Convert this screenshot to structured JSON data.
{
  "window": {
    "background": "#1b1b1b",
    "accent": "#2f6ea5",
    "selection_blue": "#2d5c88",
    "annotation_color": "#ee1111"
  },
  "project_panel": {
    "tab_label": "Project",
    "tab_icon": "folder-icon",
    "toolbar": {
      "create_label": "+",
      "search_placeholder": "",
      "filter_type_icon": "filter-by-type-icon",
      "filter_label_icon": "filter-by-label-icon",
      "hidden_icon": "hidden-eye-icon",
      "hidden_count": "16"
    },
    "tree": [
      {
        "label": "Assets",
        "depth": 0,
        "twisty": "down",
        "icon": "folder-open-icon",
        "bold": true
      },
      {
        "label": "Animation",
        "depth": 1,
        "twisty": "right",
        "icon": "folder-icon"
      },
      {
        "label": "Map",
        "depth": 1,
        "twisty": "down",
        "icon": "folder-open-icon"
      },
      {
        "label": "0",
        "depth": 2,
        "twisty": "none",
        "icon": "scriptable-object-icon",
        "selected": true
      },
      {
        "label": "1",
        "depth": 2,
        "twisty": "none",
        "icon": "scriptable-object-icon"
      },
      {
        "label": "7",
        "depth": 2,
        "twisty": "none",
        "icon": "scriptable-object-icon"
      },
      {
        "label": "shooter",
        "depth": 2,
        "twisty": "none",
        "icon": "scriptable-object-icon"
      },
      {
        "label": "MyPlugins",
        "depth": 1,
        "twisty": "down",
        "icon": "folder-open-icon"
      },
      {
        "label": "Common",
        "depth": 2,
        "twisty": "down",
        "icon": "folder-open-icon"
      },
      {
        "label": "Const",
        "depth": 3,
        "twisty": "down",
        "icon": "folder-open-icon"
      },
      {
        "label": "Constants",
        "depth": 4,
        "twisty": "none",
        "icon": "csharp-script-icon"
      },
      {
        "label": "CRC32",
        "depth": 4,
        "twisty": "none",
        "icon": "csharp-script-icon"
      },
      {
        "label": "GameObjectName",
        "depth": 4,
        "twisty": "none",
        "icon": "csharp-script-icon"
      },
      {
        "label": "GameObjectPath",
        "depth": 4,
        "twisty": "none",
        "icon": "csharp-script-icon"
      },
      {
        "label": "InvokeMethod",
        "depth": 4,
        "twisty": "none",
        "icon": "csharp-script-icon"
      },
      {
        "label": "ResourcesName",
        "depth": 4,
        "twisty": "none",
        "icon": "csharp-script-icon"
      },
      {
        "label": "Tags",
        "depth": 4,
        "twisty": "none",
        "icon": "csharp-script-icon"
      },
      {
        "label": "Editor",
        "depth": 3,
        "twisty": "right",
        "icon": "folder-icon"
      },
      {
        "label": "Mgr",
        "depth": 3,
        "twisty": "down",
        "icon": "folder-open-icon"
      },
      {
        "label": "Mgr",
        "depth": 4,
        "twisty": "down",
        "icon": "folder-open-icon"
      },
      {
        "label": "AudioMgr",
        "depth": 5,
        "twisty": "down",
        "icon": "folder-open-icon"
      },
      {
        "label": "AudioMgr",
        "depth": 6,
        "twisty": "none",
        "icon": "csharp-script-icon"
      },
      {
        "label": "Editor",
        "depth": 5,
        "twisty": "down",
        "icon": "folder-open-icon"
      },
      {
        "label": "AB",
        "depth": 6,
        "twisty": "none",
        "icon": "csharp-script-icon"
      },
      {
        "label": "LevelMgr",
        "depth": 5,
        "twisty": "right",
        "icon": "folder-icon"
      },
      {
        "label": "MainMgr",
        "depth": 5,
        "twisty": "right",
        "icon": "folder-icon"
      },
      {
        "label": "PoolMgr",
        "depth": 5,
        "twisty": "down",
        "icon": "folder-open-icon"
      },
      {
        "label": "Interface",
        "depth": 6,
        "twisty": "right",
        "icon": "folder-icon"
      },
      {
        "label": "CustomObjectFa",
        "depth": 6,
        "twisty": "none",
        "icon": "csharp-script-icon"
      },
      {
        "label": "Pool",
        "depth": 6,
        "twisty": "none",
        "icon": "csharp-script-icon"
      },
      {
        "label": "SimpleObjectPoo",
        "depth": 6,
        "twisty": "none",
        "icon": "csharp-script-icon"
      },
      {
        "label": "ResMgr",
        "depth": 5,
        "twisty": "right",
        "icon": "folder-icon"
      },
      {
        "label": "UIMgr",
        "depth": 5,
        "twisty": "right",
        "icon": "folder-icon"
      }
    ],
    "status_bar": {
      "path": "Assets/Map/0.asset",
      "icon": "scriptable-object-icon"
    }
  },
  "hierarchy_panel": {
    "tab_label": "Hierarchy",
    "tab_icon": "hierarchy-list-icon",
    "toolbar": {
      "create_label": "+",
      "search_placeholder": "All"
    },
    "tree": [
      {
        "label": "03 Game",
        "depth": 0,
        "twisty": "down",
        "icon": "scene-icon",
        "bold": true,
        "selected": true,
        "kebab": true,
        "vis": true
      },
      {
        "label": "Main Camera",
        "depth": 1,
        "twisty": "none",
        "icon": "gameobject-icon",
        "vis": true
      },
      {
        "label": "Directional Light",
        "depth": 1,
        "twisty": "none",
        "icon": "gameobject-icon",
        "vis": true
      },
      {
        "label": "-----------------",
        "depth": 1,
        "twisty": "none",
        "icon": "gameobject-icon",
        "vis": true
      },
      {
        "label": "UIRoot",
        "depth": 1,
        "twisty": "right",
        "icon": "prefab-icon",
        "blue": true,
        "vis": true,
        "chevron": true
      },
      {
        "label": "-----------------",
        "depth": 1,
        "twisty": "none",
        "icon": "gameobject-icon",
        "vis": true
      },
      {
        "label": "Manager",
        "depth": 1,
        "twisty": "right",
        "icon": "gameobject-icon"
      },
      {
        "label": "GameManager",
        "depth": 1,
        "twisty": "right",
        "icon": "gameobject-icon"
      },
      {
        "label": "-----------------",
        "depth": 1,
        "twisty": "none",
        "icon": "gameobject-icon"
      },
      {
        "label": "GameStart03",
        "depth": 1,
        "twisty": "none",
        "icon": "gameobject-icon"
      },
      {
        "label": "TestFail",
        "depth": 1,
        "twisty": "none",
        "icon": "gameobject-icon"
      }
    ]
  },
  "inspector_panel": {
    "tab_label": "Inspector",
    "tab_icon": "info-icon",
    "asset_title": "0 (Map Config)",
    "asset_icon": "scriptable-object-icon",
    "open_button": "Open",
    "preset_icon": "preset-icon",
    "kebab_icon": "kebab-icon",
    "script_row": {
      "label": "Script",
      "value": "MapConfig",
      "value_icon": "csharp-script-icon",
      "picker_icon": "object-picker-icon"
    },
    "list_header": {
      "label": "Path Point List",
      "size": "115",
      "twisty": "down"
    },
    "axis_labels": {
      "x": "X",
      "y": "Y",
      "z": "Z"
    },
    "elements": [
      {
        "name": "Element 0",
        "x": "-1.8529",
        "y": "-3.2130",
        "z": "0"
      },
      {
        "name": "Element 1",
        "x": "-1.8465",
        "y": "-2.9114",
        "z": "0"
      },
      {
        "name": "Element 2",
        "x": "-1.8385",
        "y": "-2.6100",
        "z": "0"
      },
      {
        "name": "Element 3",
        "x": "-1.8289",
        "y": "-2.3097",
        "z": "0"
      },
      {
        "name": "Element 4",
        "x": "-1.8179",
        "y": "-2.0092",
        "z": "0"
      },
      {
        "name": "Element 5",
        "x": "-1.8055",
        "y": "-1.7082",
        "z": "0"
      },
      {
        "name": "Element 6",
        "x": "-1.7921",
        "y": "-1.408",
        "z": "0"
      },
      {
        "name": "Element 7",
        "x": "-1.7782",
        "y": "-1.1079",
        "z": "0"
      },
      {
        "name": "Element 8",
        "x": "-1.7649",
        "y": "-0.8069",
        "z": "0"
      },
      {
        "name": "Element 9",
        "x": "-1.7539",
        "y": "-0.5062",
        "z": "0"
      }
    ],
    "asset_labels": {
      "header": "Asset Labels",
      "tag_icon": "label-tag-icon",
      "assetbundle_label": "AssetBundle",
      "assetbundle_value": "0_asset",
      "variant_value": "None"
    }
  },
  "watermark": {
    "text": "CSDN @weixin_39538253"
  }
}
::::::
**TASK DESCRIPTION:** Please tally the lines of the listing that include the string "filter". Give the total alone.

**ANSWER TO THIS TASK:** 2